Exercise details » Nothing but an exact reproduction of the records, pictures excluded, should be returned.

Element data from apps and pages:
##############################

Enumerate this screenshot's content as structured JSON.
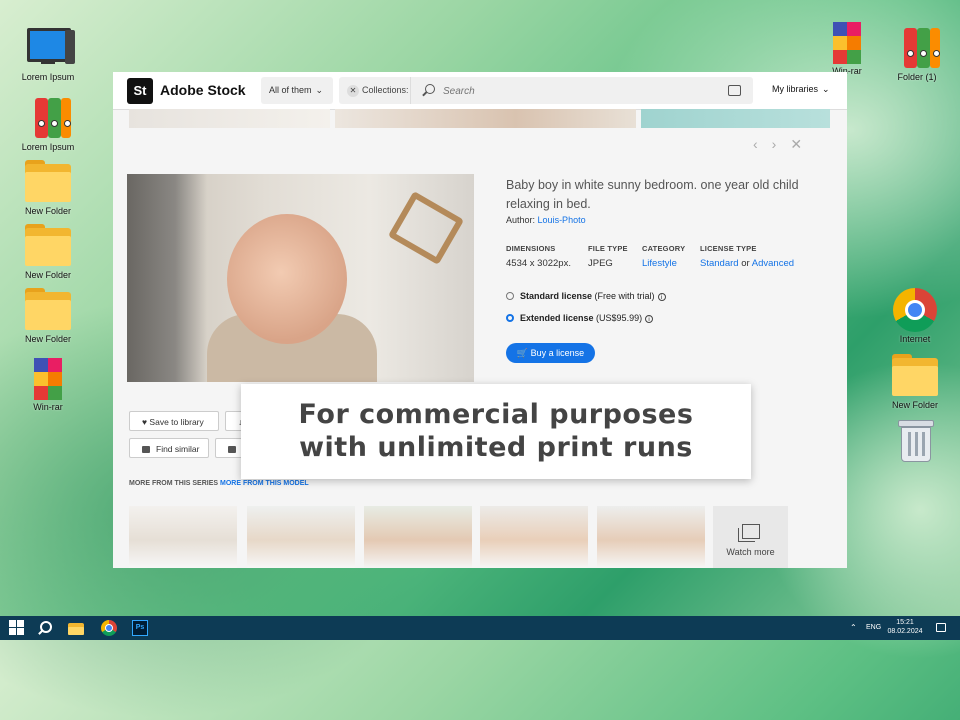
{
  "desktop": {
    "left_icons": [
      {
        "name": "computer-icon",
        "label": "Lorem Ipsum"
      },
      {
        "name": "binders-icon",
        "label": "Lorem Ipsum"
      },
      {
        "name": "folder-icon",
        "label": "New Folder"
      },
      {
        "name": "folder-icon",
        "label": "New Folder"
      },
      {
        "name": "folder-icon",
        "label": "New Folder"
      },
      {
        "name": "winrar-icon",
        "label": "Win-rar"
      }
    ],
    "top_right_icons": [
      {
        "name": "winrar-icon",
        "label": "Win-rar"
      },
      {
        "name": "binders-icon",
        "label": "Folder (1)"
      }
    ],
    "right_icons": [
      {
        "name": "chrome-icon",
        "label": "Internet"
      },
      {
        "name": "folder-icon",
        "label": "New Folder"
      },
      {
        "name": "recycle-bin-icon",
        "label": ""
      }
    ]
  },
  "browser": {
    "logo_mark": "St",
    "logo_text": "Adobe Stock",
    "filter_dropdown": "All of them",
    "collections_chip": "Collections:",
    "search_placeholder": "Search",
    "my_libraries": "My libraries"
  },
  "asset": {
    "title": "Baby boy in white sunny bedroom. one year old child relaxing in bed.",
    "author_label": "Author:",
    "author_name": "Louis-Photo",
    "dimensions_label": "DIMENSIONS",
    "dimensions_value": "4534 x 3022px.",
    "file_type_label": "FILE TYPE",
    "file_type_value": "JPEG",
    "category_label": "CATEGORY",
    "category_value": "Lifestyle",
    "license_type_label": "LICENSE TYPE",
    "license_standard": "Standard",
    "license_or": "or",
    "license_advanced": "Advanced",
    "standard_license": "Standard license",
    "standard_license_note": "(Free with trial)",
    "extended_license": "Extended license",
    "extended_license_note": "(US$95.99)",
    "buy_button": "Buy a license"
  },
  "actions": {
    "save_to_library": "Save to library",
    "find_similar": "Find similar"
  },
  "series": {
    "label": "MORE FROM THIS SERIES",
    "model_link": "MORE FROM THIS MODEL",
    "watch_more": "Watch more"
  },
  "caption": {
    "line1": "For commercial purposes",
    "line2": "with unlimited print runs"
  },
  "taskbar": {
    "language": "ENG",
    "time": "15:21",
    "date": "08.02.2024"
  },
  "colors": {
    "accent": "#1473e6",
    "taskbar": "#0d3b55"
  }
}
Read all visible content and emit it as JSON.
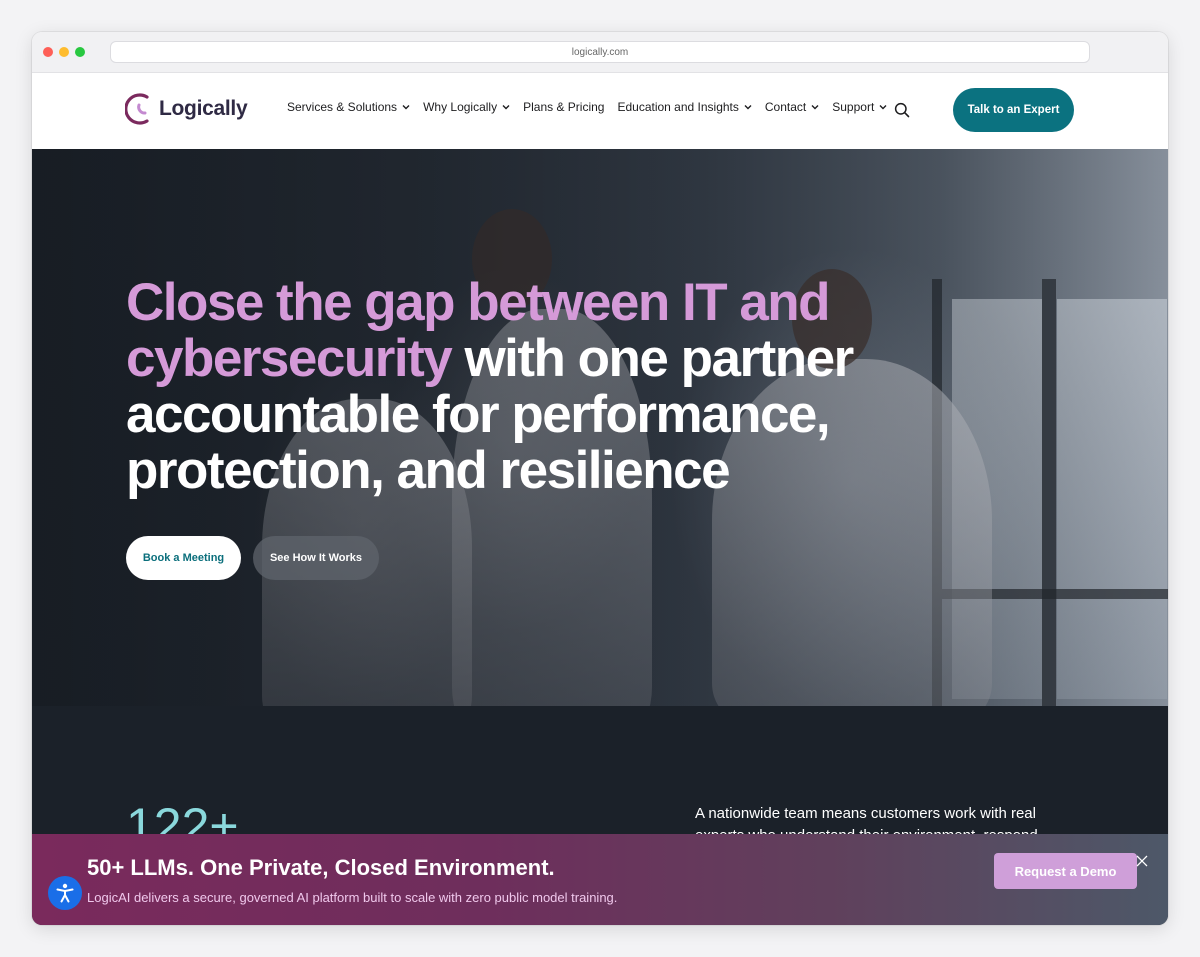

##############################

Response to this exercise »
Enumerate this screenshot's content as structured JSON.
{
  "desktop": {
    "left_icons": [
      {
        "name": "computer-icon",
        "label": "Lorem Ipsum"
      },
      {
        "name": "binders-icon",
        "label": "Lorem Ipsum"
      },
      {
        "name": "folder-icon",
        "label": "New Folder"
      },
      {
        "name": "folder-icon",
        "label": "New Folder"
      },
      {
        "name": "folder-icon",
        "label": "New Folder"
      },
      {
        "name": "winrar-icon",
        "label": "Win-rar"
      }
    ],
    "top_right_icons": [
      {
        "name": "winrar-icon",
        "label": "Win-rar"
      },
      {
        "name": "binders-icon",
        "label": "Folder (1)"
      }
    ],
    "right_icons": [
      {
        "name": "chrome-icon",
        "label": "Internet"
      },
      {
        "name": "folder-icon",
        "label": "New Folder"
      },
      {
        "name": "recycle-bin-icon",
        "label": ""
      }
    ]
  },
  "browser": {
    "logo_mark": "St",
    "logo_text": "Adobe Stock",
    "filter_dropdown": "All of them",
    "collections_chip": "Collections:",
    "search_placeholder": "Search",
    "my_libraries": "My libraries"
  },
  "asset": {
    "title": "Baby boy in white sunny bedroom. one year old child relaxing in bed.",
    "author_label": "Author:",
    "author_name": "Louis-Photo",
    "dimensions_label": "DIMENSIONS",
    "dimensions_value": "4534 x 3022px.",
    "file_type_label": "FILE TYPE",
    "file_type_value": "JPEG",
    "category_label": "CATEGORY",
    "category_value": "Lifestyle",
    "license_type_label": "LICENSE TYPE",
    "license_standard": "Standard",
    "license_or": "or",
    "license_advanced": "Advanced",
    "standard_license": "Standard license",
    "standard_license_note": "(Free with trial)",
    "extended_license": "Extended license",
    "extended_license_note": "(US$95.99)",
    "buy_button": "Buy a license"
  },
  "actions": {
    "save_to_library": "Save to library",
    "find_similar": "Find similar"
  },
  "series": {
    "label": "MORE FROM THIS SERIES",
    "model_link": "MORE FROM THIS MODEL",
    "watch_more": "Watch more"
  },
  "caption": {
    "line1": "For commercial purposes",
    "line2": "with unlimited print runs"
  },
  "taskbar": {
    "language": "ENG",
    "time": "15:21",
    "date": "08.02.2024"
  },
  "colors": {
    "accent": "#1473e6",
    "taskbar": "#0d3b55"
  }
}
Read all visible content and emit it as JSON.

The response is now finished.